Once you’ve built up a profile and a list of URLs then log out. This should now terminate that session. To make extra sure you might want to clear the cache, delete cookies and re-open the browser.
Now paste in a saved URL and see what happens. As your session is closed you shouldn’t be able to gain access to anything that required authentication (like your sensitive data).
You may also want to try logging in as someone else and pasting in the same URLs. Some of the URLS may contain account/person specific information. Therefore you may need to authenticate to view the URL. See what happens when you are authenticated as someone else.
Can you see another account?
Are you asked to authenticate again?
Any clues as to whose account it is?
Change the URL
Another trick is to look for any information in the URL that could be changed.
An obvious test would be to change the rate value and see what happens. How about making the rate a negative value? What about no value?
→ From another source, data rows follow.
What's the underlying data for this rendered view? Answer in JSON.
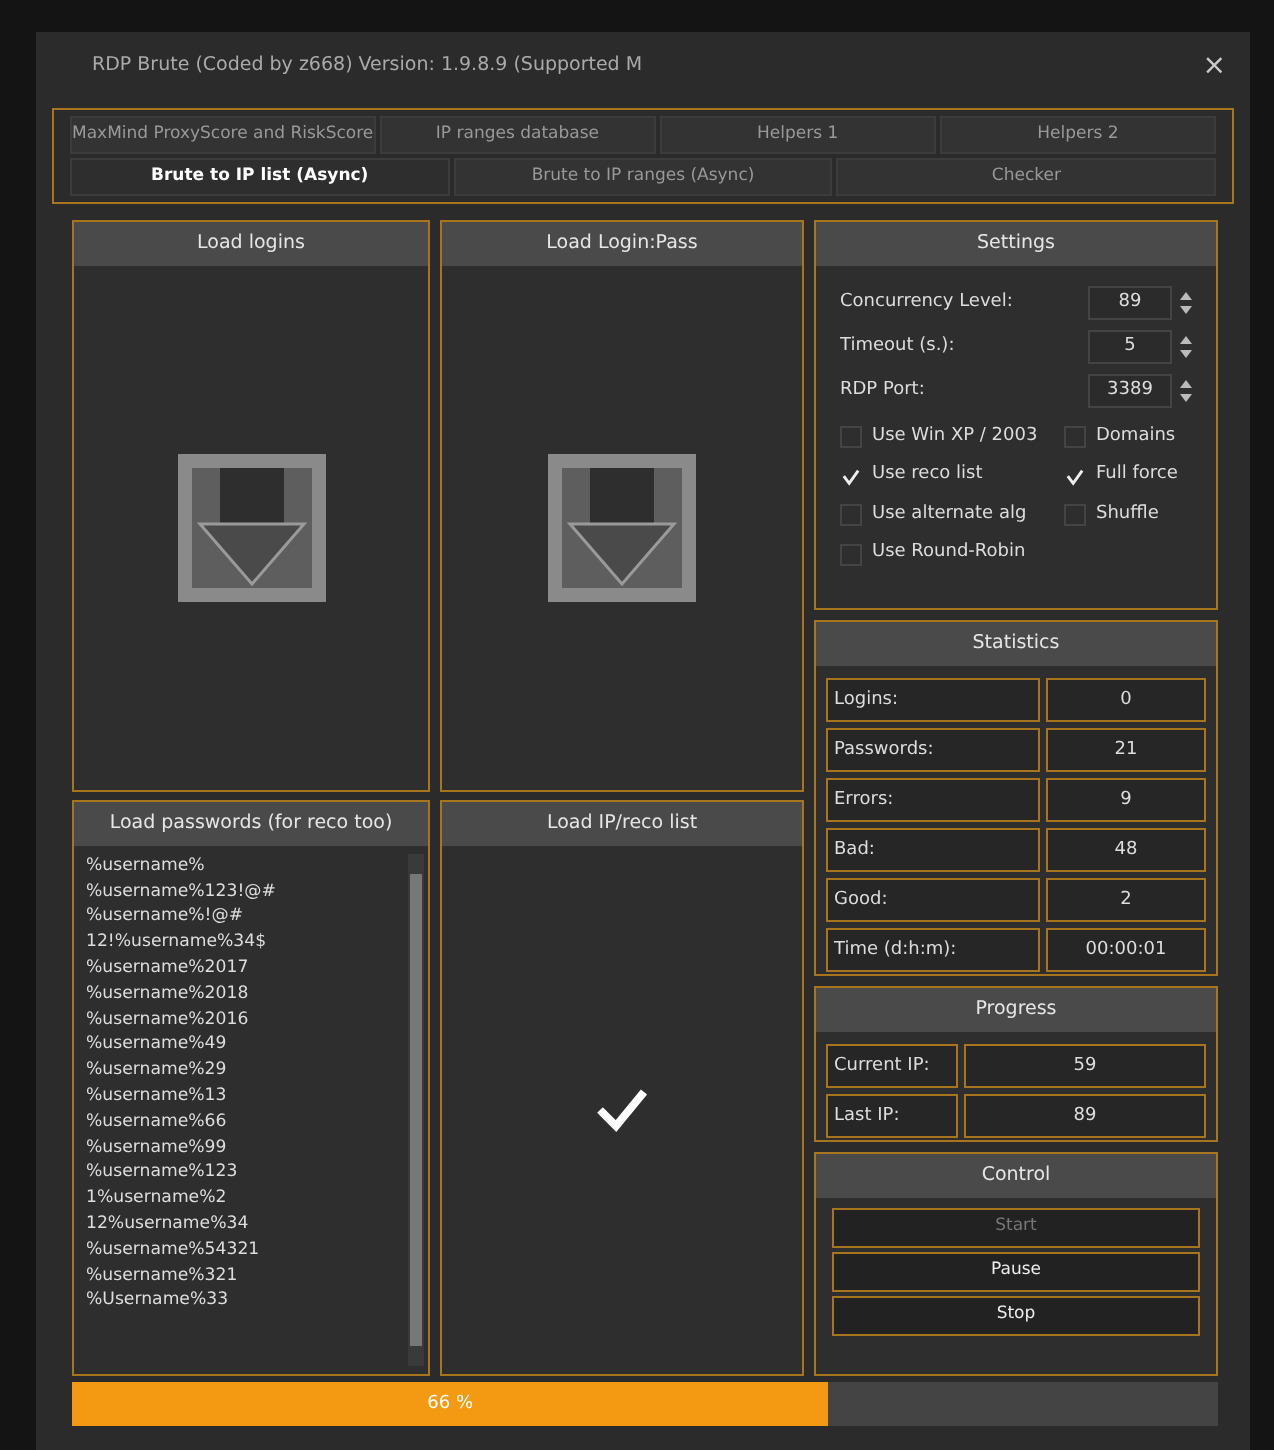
{
  "window": {
    "title": "RDP Brute (Coded by z668) Version: 1.9.8.9 (Supported M",
    "close": "×"
  },
  "tab_rows": [
    [
      {
        "label": "MaxMind ProxyScore and RiskScore",
        "selected": false
      },
      {
        "label": "IP ranges database",
        "selected": false
      },
      {
        "label": "Helpers 1",
        "selected": false
      },
      {
        "label": "Helpers 2",
        "selected": false
      }
    ],
    [
      {
        "label": "Brute to IP list (Async)",
        "selected": true
      },
      {
        "label": "Brute to IP ranges (Async)",
        "selected": false
      },
      {
        "label": "Checker",
        "selected": false
      }
    ]
  ],
  "load_panels": [
    {
      "title": "Load logins",
      "kind": "drop"
    },
    {
      "title": "Load Login:Pass",
      "kind": "drop"
    },
    {
      "title": "Load passwords (for reco too)",
      "kind": "list",
      "items": [
        "%username%",
        "%username%123!@#",
        "%username%!@#",
        "12!%username%34$",
        "%username%2017",
        "%username%2018",
        "%username%2016",
        "%username%49",
        "%username%29",
        "%username%13",
        "%username%66",
        "%username%99",
        "%username%123",
        "1%username%2",
        "12%username%34",
        "%username%54321",
        "%username%321",
        "%Username%33"
      ]
    },
    {
      "title": "Load IP/reco list",
      "kind": "loaded"
    }
  ],
  "settings": {
    "title": "Settings",
    "spinners": [
      {
        "label": "Concurrency Level:",
        "value": "89"
      },
      {
        "label": "Timeout (s.):",
        "value": "5"
      },
      {
        "label": "RDP Port:",
        "value": "3389"
      }
    ],
    "checkboxes": [
      {
        "label": "Use Win XP / 2003",
        "checked": false
      },
      {
        "label": "Domains",
        "checked": false
      },
      {
        "label": "Use reco list",
        "checked": true
      },
      {
        "label": "Full force",
        "checked": true
      },
      {
        "label": "Use alternate alg",
        "checked": false
      },
      {
        "label": "Shuffle",
        "checked": false
      },
      {
        "label": "Use Round-Robin",
        "checked": false
      }
    ]
  },
  "statistics": {
    "title": "Statistics",
    "rows": [
      {
        "label": "Logins:",
        "value": "0"
      },
      {
        "label": "Passwords:",
        "value": "21"
      },
      {
        "label": "Errors:",
        "value": "9"
      },
      {
        "label": "Bad:",
        "value": "48"
      },
      {
        "label": "Good:",
        "value": "2"
      },
      {
        "label": "Time (d:h:m):",
        "value": "00:00:01"
      }
    ]
  },
  "progress": {
    "title": "Progress",
    "rows": [
      {
        "label": "Current IP:",
        "value": "59"
      },
      {
        "label": "Last IP:",
        "value": "89"
      }
    ]
  },
  "control": {
    "title": "Control",
    "buttons": [
      {
        "label": "Start",
        "disabled": true
      },
      {
        "label": "Pause",
        "disabled": false
      },
      {
        "label": "Stop",
        "disabled": false
      }
    ]
  },
  "progress_bar": {
    "level": 0.66,
    "reading": "66 %"
  }
}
At the time of writing this a large global bank is in the news over a basic URL error just like this. The URL shown to a logged in user contains an account ID for the user. By simply changing this number to another number, users were able to gain access to someone else’s bank account. It is such a simple test but so often over-looked. And this was a live issue for a giant bank handling millions of peoples money. It happens.
In a sense, the above two test ideas are worthy of a decent Exploratory Testing session or two.
Seek out information, note down what happens, look for clues, work on potential security breach angles, but more than anything, have a go and learn about the potential for URL hijacking.
Using a recording tool like Selenium will give you each of the visited URLs in the script it creates whilst you work through the site.
It’s a good way of picking out the URLs of interest.
Selenium – http://seleniumhq.org/
OWASP – Direct Object References attacks
If you want to talk Testing – catch me later this year at EuroSTAR conference.